A new report released Tuesday from the White House Council of Economic Advisers lists the Supplemental Nutrition Assistance Program as "highly effective" at reducing food insecurity.
The report suggests that children who receive food assistance see improvements in health and academic performance both short- and long-term. Two-thirds of SNAP benefits go to households with children.
According to the report, SNAP benefits lifted at least 4.7 million people out of poverty in 2014, and 1.3 million children out of deep poverty, or above half of the poverty line.
Over the past 20 years, the overall share of SNAP recipient households with earned income rose by 50%. Among recipient households with children, the share with a working adult has doubled since 1990; 57% of working-age adults receiving SNAP are either working or looking for work.

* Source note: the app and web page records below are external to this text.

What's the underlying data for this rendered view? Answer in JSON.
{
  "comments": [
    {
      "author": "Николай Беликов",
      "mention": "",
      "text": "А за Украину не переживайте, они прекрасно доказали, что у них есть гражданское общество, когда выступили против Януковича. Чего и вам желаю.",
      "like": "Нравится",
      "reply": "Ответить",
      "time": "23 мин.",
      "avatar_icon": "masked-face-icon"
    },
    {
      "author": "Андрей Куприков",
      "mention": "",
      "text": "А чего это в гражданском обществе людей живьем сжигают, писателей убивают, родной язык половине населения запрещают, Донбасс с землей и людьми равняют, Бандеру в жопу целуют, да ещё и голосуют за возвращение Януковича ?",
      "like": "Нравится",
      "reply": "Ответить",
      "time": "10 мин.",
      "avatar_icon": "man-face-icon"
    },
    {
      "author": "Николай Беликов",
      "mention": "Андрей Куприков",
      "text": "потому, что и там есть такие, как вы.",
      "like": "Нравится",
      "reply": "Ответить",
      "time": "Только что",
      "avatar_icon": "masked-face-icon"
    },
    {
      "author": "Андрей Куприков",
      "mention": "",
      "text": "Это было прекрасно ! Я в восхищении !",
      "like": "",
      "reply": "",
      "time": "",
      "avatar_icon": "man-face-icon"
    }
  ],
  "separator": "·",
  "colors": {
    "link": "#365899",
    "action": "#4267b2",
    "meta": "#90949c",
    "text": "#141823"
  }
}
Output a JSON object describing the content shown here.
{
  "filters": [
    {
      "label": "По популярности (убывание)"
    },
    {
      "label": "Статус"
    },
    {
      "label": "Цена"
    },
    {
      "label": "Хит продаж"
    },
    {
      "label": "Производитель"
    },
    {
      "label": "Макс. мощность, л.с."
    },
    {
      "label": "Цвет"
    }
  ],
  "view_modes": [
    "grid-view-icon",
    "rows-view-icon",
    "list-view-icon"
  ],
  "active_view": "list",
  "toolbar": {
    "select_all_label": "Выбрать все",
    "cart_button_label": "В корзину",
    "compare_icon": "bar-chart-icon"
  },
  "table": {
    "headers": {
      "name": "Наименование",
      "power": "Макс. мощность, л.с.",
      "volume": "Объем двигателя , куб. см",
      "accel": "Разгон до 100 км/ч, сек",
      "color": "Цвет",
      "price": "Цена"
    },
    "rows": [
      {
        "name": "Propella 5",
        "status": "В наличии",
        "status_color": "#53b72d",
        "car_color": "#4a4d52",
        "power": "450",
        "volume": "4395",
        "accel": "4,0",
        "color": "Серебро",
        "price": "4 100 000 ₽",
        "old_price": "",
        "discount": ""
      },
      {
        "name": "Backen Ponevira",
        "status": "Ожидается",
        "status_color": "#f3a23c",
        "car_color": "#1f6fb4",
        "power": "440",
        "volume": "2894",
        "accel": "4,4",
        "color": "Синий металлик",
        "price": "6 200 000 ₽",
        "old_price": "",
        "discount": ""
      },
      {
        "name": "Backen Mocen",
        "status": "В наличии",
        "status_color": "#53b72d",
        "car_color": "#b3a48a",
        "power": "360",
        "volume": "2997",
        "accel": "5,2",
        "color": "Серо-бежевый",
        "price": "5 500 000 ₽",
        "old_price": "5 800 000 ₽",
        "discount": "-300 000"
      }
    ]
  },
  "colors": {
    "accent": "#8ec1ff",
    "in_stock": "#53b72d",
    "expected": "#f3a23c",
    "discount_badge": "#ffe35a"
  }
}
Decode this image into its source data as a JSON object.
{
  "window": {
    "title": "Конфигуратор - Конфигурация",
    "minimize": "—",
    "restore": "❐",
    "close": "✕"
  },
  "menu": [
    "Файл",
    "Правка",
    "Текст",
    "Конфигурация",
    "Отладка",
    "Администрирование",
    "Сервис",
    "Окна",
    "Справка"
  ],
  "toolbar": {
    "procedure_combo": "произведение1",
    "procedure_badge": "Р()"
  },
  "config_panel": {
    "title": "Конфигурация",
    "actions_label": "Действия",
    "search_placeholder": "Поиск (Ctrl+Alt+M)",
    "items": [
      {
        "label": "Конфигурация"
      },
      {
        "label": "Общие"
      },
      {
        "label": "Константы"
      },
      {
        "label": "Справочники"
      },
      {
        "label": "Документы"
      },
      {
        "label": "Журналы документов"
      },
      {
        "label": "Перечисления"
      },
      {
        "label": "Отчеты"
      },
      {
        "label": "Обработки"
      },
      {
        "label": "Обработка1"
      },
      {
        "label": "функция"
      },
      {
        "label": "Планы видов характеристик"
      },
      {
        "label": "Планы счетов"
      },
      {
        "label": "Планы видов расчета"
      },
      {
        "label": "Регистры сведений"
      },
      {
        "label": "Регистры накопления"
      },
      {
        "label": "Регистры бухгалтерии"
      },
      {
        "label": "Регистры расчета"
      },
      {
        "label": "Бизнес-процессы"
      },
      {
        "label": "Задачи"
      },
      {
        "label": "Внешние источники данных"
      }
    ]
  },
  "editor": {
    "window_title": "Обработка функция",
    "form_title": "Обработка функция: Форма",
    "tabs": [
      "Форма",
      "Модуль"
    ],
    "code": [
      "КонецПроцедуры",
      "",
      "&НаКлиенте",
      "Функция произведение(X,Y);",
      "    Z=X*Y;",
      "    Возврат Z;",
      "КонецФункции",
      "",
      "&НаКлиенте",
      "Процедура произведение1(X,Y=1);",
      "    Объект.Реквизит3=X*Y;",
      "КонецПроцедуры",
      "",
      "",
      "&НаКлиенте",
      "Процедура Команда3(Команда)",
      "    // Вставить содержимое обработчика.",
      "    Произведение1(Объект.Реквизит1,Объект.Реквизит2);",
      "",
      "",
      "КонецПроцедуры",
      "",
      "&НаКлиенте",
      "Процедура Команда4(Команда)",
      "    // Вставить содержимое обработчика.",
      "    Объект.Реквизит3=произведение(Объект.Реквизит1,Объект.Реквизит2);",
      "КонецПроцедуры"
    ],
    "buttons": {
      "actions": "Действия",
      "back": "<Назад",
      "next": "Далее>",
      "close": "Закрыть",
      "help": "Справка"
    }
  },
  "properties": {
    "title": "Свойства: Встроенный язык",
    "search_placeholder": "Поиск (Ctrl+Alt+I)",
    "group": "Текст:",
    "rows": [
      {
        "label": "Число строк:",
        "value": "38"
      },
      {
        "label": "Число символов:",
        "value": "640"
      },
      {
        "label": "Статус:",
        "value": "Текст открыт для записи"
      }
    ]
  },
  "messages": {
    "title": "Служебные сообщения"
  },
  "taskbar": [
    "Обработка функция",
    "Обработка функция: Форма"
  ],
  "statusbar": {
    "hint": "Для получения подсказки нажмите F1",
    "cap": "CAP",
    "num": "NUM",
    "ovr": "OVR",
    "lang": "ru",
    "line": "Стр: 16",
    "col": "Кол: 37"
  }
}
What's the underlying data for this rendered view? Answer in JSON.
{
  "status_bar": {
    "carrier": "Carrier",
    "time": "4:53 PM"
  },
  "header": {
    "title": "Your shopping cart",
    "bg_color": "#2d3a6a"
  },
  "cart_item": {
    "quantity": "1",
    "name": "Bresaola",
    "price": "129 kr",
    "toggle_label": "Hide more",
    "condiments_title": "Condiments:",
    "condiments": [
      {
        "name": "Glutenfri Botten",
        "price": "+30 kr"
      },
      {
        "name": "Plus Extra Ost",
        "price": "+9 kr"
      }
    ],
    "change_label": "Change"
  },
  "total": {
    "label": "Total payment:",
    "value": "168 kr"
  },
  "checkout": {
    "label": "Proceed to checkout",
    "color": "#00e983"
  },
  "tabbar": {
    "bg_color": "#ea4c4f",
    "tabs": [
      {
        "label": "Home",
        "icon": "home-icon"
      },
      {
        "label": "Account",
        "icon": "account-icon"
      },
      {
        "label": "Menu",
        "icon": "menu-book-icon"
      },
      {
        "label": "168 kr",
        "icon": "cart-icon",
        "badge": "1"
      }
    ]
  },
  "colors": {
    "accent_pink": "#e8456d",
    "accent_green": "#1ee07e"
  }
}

SNAP also supports work through the Employment and Training program, which directly helps SNAP beneficiaries gain the skills they need to succeed in the labor market, CEA said.
Additionally, the report says among adults who grew up in disadvantaged households when the Food Stamp Program was first being introduced, access to Food Stamps before birth and in early childhood led to significant reductions in the likelihood of obesity and significant increases in the likelihood of completing high school.
CEA says food stamps also have reduced the incidence of low birth-weight by between 5% and 23% among mothers who received benefits during pregnancy.
While the report highlights benefits of SNAP, it also suggests benefit levels are often inadequate to sustain families through the end of the month. This results in high-cost consequences, it said, such as a 27% increase in the rate of hospital admissions due to low blood sugar for low-income adults between the first and last week of the month, as well as diminished performance on standardized tests among school age children.
And, even with SNAP, still 40% of all food-insecure households and nearly 6%of US households overall were considered to have very low food security. This means that at least one person in the household missed meals and experienced disruptions in food intake due to insufficient resources for food.
The report also highlighted changes the White House has implemented or has been exploring to improve SNAP.
One of these improvement initiatives includes the Community Eligibility Provision, in which schools in high-poverty areas can offer free breakfast and lunch to all students with less administrative burden.
Additionally, recent revisions to the Special Supplemental Nutrition Program for Women, Infants, and Children added a cash benefit to allow participants to purchase fruits and vegetables. The Administration also has expanded access for low-income children to nutritious food during the summer months when school meals are unavailable and the risk of food insecurity is heightened.
Finally, the Administration has provided select states waivers to test ways of reducing the administrative burdens of SNAP for elderly households.
After seeing positive results in participating states, including an increase of elderly participation by more than 50% in Alabama, the President's 2016 Budget included a proposal to create a state option that would expand upon these efforts to improve access to SNAP benefits for the elderly.
Source: White House